Organigram lays off 400 workers, cites COVID-19 pandemic

Moncton-based cannabis producer Organigram has laid off 400 employees, about 45 per cent of its workforce, as a result of the pandemic.

Retail expert says cannabis industry not pandemic-proof, pot not considered essential everywhere

Moncton-based Organigram Inc. has laid off about 400 employees, most of whom volunteered to go home during the COVID-19 pandemic, the company says. (Tori Weldon/CBC News )

Moncton-based cannabis producer Organigram has laid off 400 employees, about 45 per cent of its workforce, as a result of the pandemic.

No one from Organigram was available for an interview Tuesday, but in a news release the company said it offered "voluntary layoffs" to some employees in an effort to contain COVID-19. 

"These are unprecedented and trying times. Our priority right now is to make sound strategic decisions that are in the best interests of our people and which will contribute to the long-term sustainability of [Organigram]," said CEO Greg Engel.

Organigram CEO Greg Engel said in a news release the company has enough inventory to continue to meet demand in the short term. (CBC)

Bruce Winder, a retail expert with Retail Advisors Network in Toronto, said many expected the cannabis industry would do well during the pandemic with so many people home-bound.

"I know initially that cannabis stock surged because folks thought that there's going to be a lot of cannabis being used throughout this pandemic," he said.

However, Ontario's recent announcement that cannabis stores are no longer considered essential and must close has caused "a bit of an issue" for cannabis companies who supply recreational users.

"Organigram is one of many companies, I think, that's had to lay off folks … to protect employees but also due to reduced demand from the recreational side," Winder said. 

Winder said even before the COVID-19 outbreak hit, the cannabis industry was already facing "significant headwinds" with issues around price point, product assortment and quality.

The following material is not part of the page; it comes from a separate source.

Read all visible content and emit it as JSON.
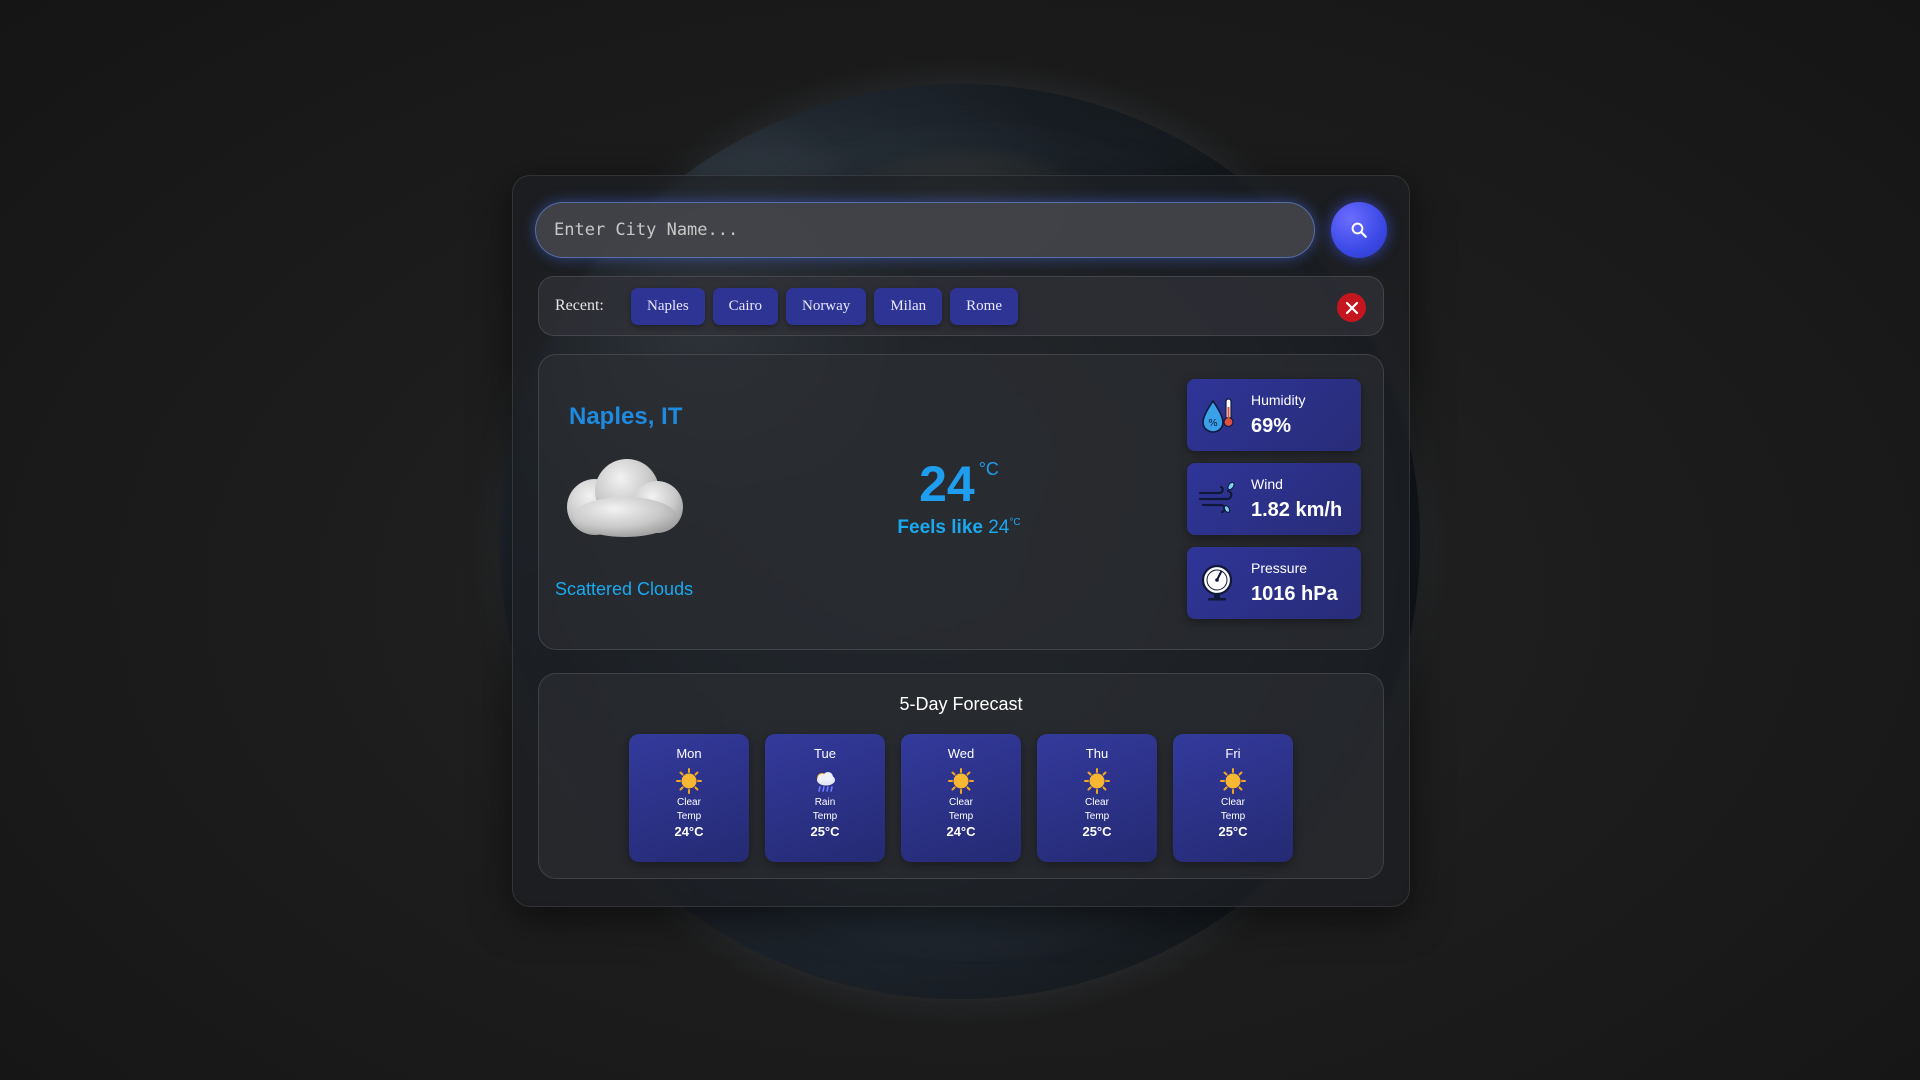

Organigram produces indoor-grown cannabis for patients and adult recreational consumers in Canada. (Brian Chisholm/CBC)

Given the enormity of the situation, he said the layoffs at Organigram are unfortunate but not surprising.

"They're one of thousands of companies across Canada, across many industries and sectors that have had to do some temporary downsizing both to protect employees and themselves and lower their liability but also because demand has fallen off," he said.

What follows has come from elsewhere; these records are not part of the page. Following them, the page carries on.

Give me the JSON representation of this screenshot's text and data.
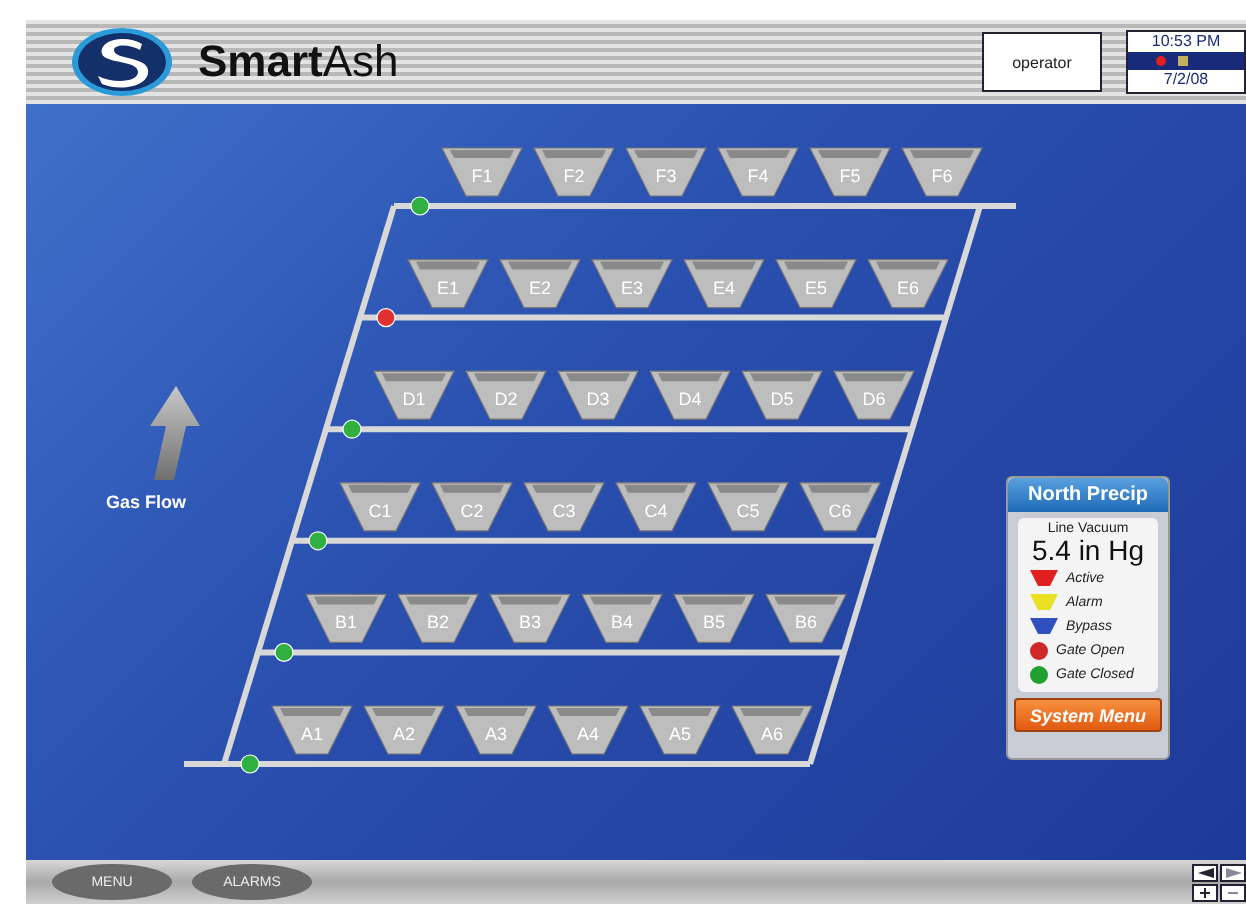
{
  "header": {
    "brand": "**Smart**Ash",
    "user": "operator",
    "time": "10:53 PM",
    "date": "7/2/08"
  },
  "diagram": {
    "flow_label": "Gas Flow",
    "rows": [
      {
        "gate_open": false,
        "hoppers": [
          "F1",
          "F2",
          "F3",
          "F4",
          "F5",
          "F6"
        ]
      },
      {
        "gate_open": true,
        "hoppers": [
          "E1",
          "E2",
          "E3",
          "E4",
          "E5",
          "E6"
        ]
      },
      {
        "gate_open": false,
        "hoppers": [
          "D1",
          "D2",
          "D3",
          "D4",
          "D5",
          "D6"
        ]
      },
      {
        "gate_open": false,
        "hoppers": [
          "C1",
          "C2",
          "C3",
          "C4",
          "C5",
          "C6"
        ]
      },
      {
        "gate_open": false,
        "hoppers": [
          "B1",
          "B2",
          "B3",
          "B4",
          "B5",
          "B6"
        ]
      },
      {
        "gate_open": false,
        "hoppers": [
          "A1",
          "A2",
          "A3",
          "A4",
          "A5",
          "A6"
        ]
      }
    ]
  },
  "panel": {
    "title": "North Precip",
    "reading_label": "Line Vacuum",
    "reading": "5.4 in Hg",
    "legend": [
      {
        "kind": "hopper",
        "color": "#e02020",
        "label": "Active"
      },
      {
        "kind": "hopper",
        "color": "#e8e020",
        "label": "Alarm"
      },
      {
        "kind": "hopper",
        "color": "#3050c0",
        "label": "Bypass"
      },
      {
        "kind": "gate",
        "color": "#d02828",
        "label": "Gate Open"
      },
      {
        "kind": "gate",
        "color": "#20a030",
        "label": "Gate Closed"
      }
    ],
    "button": "System Menu"
  },
  "footer": {
    "buttons": [
      "MENU",
      "ALARMS"
    ]
  }
}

Industry will rebound

Organigram said it expects to be able to meet demand for the short tem, according to its statement, with a group of employees continuing to work in production and packaging.

"Lump-sum payments will be paid to the affected employees to help bridge the gap to available government programs," the release stated.

Winder said he believes the larger players in Canada's cannabis industry, including Organigram, will rebound and thrive after the pandemic ends.

Retail consultant Bruce Winder says the recreational cannabis market took a hit when Ontario announced earlier this month that cannabis stores were no longer considered essential and must close. (CBC)

"I think if they've got a strong brand, and they've got a good following — even if it's regional … I think they're going to weather the storm here." 

Winder said he expects there will be a "shake out" in the industry with many smaller producers unable to survive which will lead to consolidation.

"If anything [demand] is going to grow and depending what happens in the U.S. election — you could see cannabis become legal in the U.S. over the next few years, and, if that happens, it's going to be a significant growth opportunity for folks like Organigram."

The temporary layoffs started March 24.

"We continue to monitor this rapidly changing situation and will make the decisions necessary to ensure the safest environment for our employees as well as insulating our business as best we can under the circumstances," Engel said.

Comments

To encourage thoughtful and respectful conversations, first and last names will appear with each submission to CBC/Radio-Canada's online communities (except in children and youth-oriented communities). Pseudonyms will no longer be permitted.

By submitting a comment, you accept that CBC has the right to reproduce and publish that comment in whole or in part, in any manner CBC chooses. Please note that CBC does not endorse the opinions expressed in comments. Comments on this story are moderated according to our Submission Guidelines. Comments are welcome while open. We reserve the right to close comments at any time.

Become a CBC Member

Join the conversation  Create account

Already have an account?

now